Your task
Find how many lines in the data below include the word "JSON", then write only that number.

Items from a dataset
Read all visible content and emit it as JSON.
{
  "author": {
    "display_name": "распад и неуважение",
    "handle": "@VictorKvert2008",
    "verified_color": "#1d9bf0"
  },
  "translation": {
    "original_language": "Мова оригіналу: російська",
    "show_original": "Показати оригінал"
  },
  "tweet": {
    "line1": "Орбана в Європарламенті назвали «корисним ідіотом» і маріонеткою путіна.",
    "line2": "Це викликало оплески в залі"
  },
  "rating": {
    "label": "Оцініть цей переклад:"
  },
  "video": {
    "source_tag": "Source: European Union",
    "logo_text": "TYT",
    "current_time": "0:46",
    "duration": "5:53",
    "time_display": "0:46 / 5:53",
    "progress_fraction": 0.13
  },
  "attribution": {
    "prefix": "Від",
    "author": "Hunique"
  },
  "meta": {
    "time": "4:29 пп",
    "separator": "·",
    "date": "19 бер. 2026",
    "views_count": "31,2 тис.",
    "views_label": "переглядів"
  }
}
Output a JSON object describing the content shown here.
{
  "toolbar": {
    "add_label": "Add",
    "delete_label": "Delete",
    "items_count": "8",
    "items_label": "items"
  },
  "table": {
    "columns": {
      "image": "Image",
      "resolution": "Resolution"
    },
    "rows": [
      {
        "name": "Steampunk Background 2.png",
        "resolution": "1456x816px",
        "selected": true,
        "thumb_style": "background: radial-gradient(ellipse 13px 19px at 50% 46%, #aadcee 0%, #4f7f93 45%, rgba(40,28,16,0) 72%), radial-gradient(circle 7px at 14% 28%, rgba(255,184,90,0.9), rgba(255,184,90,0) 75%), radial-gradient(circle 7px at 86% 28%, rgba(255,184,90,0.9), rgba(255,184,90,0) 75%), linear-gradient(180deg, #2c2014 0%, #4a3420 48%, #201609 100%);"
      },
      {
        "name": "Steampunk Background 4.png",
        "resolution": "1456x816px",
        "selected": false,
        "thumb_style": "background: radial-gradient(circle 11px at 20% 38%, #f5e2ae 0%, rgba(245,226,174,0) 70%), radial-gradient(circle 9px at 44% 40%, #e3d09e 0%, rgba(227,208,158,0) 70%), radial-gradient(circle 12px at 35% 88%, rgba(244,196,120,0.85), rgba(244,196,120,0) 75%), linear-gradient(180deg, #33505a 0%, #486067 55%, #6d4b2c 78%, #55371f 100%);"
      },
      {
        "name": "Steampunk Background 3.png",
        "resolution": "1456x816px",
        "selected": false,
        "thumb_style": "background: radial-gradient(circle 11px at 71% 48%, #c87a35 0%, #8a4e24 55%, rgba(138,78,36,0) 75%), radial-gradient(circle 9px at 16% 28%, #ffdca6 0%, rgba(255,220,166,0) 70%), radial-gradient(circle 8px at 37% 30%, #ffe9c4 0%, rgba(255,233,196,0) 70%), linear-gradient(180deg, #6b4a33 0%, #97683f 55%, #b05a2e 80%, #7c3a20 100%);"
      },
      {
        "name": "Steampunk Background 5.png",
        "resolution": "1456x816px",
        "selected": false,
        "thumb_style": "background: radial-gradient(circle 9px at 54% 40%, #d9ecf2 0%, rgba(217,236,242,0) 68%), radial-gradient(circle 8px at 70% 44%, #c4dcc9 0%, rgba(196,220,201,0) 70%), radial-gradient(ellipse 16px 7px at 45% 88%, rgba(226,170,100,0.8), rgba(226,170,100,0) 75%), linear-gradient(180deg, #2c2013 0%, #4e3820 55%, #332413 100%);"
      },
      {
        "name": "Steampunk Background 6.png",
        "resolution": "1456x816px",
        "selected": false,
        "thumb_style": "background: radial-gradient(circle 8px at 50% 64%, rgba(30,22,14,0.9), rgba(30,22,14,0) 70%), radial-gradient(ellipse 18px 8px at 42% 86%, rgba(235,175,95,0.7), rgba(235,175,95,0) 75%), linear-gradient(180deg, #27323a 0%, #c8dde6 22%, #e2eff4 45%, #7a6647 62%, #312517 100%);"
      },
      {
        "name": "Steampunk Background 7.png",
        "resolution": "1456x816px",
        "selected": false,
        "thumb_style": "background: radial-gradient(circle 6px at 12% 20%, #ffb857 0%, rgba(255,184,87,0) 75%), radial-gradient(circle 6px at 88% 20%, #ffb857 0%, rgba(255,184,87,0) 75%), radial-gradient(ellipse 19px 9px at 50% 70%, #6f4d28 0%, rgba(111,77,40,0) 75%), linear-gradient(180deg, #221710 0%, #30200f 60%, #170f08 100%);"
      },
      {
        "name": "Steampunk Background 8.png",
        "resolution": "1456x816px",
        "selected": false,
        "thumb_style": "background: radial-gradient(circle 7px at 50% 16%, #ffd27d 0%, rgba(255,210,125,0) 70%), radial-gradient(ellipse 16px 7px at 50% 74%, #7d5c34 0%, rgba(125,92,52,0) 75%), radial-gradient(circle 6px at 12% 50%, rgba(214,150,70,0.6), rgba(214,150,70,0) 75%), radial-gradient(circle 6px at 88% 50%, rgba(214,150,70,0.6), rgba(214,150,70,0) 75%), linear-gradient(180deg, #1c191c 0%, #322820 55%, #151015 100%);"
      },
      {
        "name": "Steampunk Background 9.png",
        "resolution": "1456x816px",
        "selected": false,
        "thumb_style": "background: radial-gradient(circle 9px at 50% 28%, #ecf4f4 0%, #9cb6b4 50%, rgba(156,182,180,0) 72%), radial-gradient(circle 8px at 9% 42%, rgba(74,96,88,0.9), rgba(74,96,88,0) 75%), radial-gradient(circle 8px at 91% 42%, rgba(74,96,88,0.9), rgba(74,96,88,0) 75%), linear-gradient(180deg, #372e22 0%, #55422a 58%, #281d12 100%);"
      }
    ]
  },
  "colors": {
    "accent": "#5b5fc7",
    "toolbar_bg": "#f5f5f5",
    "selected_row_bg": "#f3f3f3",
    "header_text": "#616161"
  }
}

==

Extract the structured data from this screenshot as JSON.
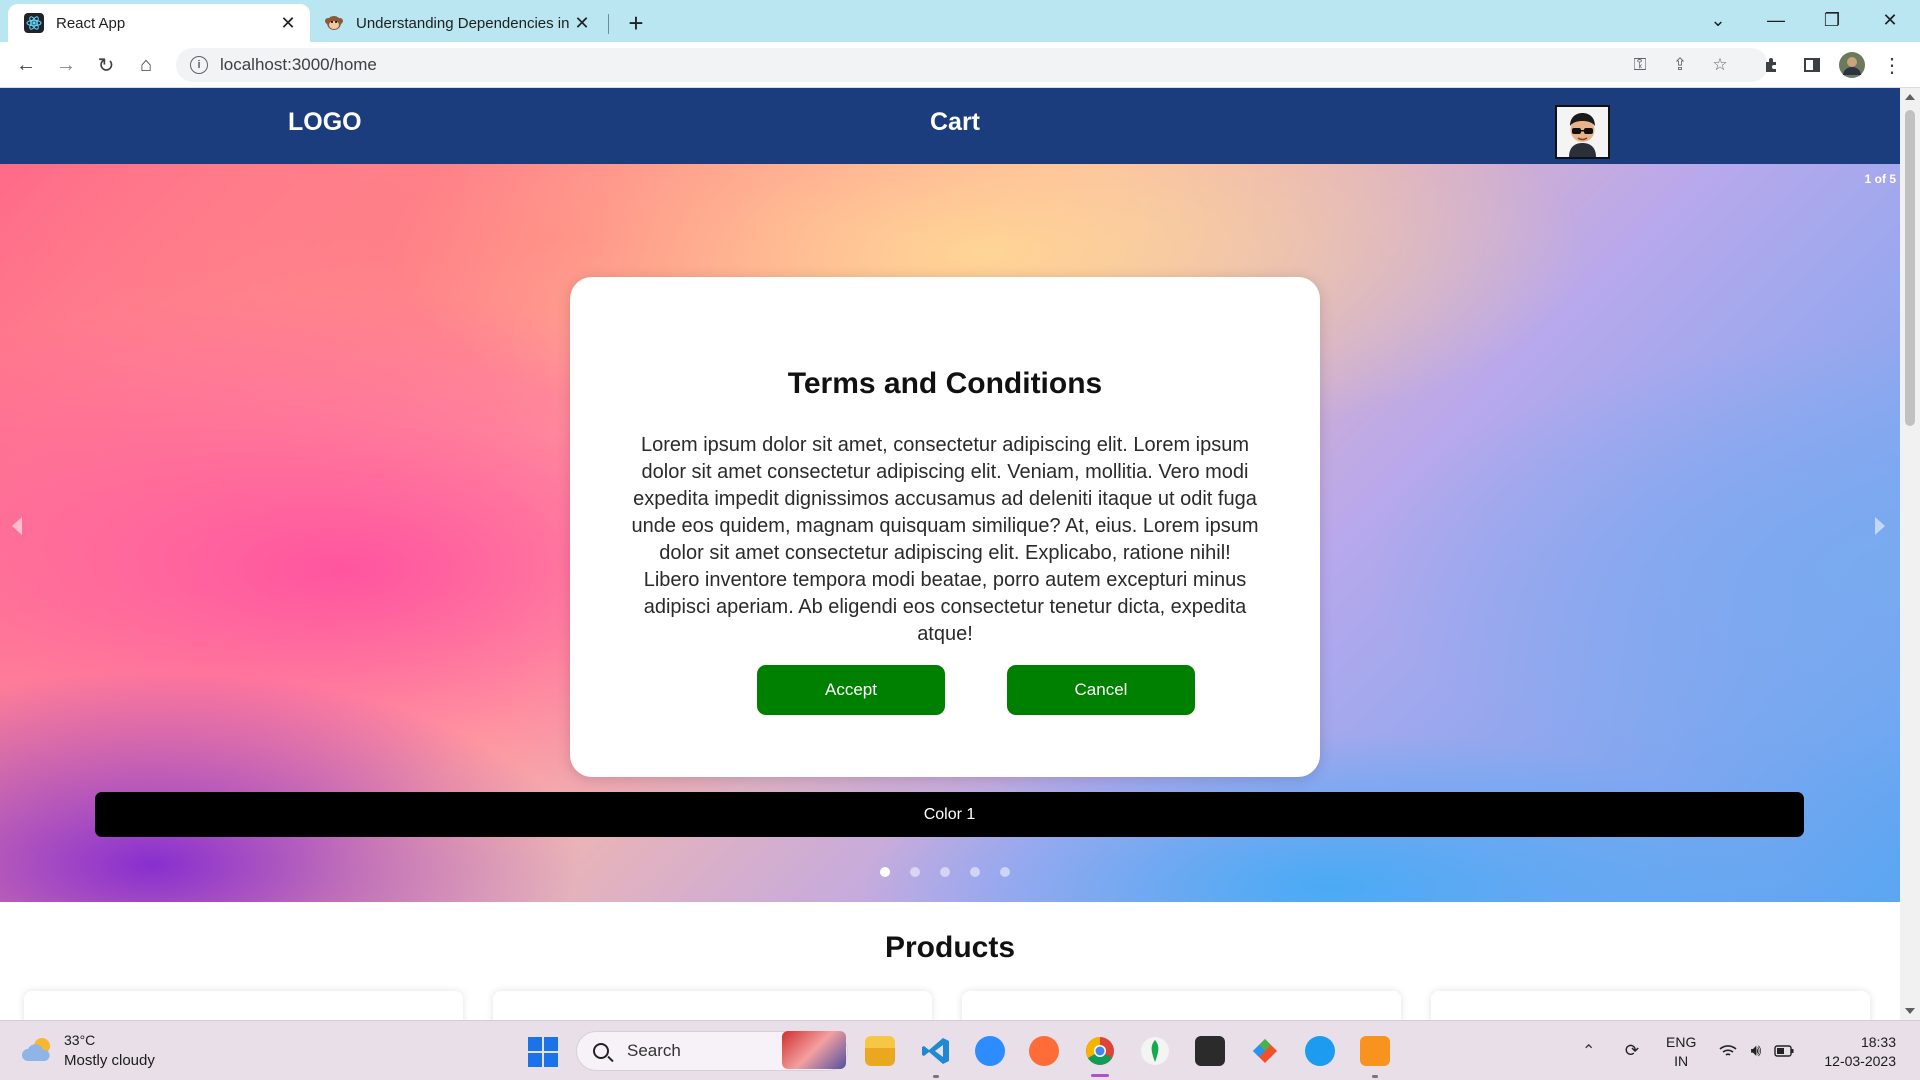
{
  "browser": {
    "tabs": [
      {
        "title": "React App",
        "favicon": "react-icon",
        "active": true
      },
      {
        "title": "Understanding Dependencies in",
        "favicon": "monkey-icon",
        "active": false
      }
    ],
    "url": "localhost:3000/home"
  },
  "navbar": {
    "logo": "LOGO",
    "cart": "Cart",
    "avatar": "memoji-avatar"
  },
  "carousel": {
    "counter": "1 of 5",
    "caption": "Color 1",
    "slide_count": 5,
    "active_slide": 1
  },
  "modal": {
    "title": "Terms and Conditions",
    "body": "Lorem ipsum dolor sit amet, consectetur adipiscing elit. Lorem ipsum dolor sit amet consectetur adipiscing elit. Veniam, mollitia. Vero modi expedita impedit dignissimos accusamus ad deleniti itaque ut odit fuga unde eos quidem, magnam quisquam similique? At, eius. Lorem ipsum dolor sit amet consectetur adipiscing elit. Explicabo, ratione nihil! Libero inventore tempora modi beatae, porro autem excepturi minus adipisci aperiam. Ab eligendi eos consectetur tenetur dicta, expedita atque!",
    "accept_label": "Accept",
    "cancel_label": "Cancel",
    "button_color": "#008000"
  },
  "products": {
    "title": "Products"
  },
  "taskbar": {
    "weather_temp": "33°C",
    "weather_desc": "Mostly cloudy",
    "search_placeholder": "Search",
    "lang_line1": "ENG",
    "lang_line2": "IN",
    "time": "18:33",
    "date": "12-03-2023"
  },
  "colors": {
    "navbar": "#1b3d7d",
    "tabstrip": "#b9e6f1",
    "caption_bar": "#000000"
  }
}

Reply
3